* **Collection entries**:
================
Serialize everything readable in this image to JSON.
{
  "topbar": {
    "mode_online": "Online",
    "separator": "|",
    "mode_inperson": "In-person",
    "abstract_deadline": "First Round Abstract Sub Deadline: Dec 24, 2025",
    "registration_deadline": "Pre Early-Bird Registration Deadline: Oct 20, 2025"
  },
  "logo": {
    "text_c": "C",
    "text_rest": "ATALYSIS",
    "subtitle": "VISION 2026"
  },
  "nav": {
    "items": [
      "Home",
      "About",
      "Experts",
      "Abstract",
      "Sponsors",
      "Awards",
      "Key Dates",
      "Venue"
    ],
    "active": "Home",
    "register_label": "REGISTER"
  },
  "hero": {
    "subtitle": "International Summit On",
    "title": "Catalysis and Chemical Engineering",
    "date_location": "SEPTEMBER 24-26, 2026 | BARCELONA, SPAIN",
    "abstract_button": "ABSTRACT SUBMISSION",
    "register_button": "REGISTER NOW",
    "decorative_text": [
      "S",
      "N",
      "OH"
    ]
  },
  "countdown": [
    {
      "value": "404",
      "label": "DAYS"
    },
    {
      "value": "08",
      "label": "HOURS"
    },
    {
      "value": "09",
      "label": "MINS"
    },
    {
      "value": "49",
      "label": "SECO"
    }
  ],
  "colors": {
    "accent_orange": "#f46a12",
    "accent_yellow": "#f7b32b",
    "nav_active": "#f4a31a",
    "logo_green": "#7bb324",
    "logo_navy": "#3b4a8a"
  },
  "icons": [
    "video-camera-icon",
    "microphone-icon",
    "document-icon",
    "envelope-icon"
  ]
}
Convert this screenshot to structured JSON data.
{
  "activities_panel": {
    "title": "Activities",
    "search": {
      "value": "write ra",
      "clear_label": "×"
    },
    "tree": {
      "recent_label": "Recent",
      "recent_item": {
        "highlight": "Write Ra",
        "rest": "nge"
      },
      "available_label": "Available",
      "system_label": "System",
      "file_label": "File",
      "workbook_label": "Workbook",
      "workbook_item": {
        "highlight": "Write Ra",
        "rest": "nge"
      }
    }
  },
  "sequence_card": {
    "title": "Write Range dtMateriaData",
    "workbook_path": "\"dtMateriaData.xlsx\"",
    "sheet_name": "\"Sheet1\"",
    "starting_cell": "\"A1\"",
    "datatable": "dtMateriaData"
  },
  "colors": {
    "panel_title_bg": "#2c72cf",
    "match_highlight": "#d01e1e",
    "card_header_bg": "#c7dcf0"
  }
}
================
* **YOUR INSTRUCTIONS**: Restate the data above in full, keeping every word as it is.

* **THE COMPLETED TASK**:
Serialize everything readable in this image to JSON.
{
  "topbar": {
    "mode_online": "Online",
    "separator": "|",
    "mode_inperson": "In-person",
    "abstract_deadline": "First Round Abstract Sub Deadline: Dec 24, 2025",
    "registration_deadline": "Pre Early-Bird Registration Deadline: Oct 20, 2025"
  },
  "logo": {
    "text_c": "C",
    "text_rest": "ATALYSIS",
    "subtitle": "VISION 2026"
  },
  "nav": {
    "items": [
      "Home",
      "About",
      "Experts",
      "Abstract",
      "Sponsors",
      "Awards",
      "Key Dates",
      "Venue"
    ],
    "active": "Home",
    "register_label": "REGISTER"
  },
  "hero": {
    "subtitle": "International Summit On",
    "title": "Catalysis and Chemical Engineering",
    "date_location": "SEPTEMBER 24-26, 2026 | BARCELONA, SPAIN",
    "abstract_button": "ABSTRACT SUBMISSION",
    "register_button": "REGISTER NOW",
    "decorative_text": [
      "S",
      "N",
      "OH"
    ]
  },
  "countdown": [
    {
      "value": "404",
      "label": "DAYS"
    },
    {
      "value": "08",
      "label": "HOURS"
    },
    {
      "value": "09",
      "label": "MINS"
    },
    {
      "value": "49",
      "label": "SECO"
    }
  ],
  "colors": {
    "accent_orange": "#f46a12",
    "accent_yellow": "#f7b32b",
    "nav_active": "#f4a31a",
    "logo_green": "#7bb324",
    "logo_navy": "#3b4a8a"
  },
  "icons": [
    "video-camera-icon",
    "microphone-icon",
    "document-icon",
    "envelope-icon"
  ]
}
Convert this screenshot to structured JSON data.
{
  "activities_panel": {
    "title": "Activities",
    "search": {
      "value": "write ra",
      "clear_label": "×"
    },
    "tree": {
      "recent_label": "Recent",
      "recent_item": {
        "highlight": "Write Ra",
        "rest": "nge"
      },
      "available_label": "Available",
      "system_label": "System",
      "file_label": "File",
      "workbook_label": "Workbook",
      "workbook_item": {
        "highlight": "Write Ra",
        "rest": "nge"
      }
    }
  },
  "sequence_card": {
    "title": "Write Range dtMateriaData",
    "workbook_path": "\"dtMateriaData.xlsx\"",
    "sheet_name": "\"Sheet1\"",
    "starting_cell": "\"A1\"",
    "datatable": "dtMateriaData"
  },
  "colors": {
    "panel_title_bg": "#2c72cf",
    "match_highlight": "#d01e1e",
    "card_header_bg": "#c7dcf0"
  }
}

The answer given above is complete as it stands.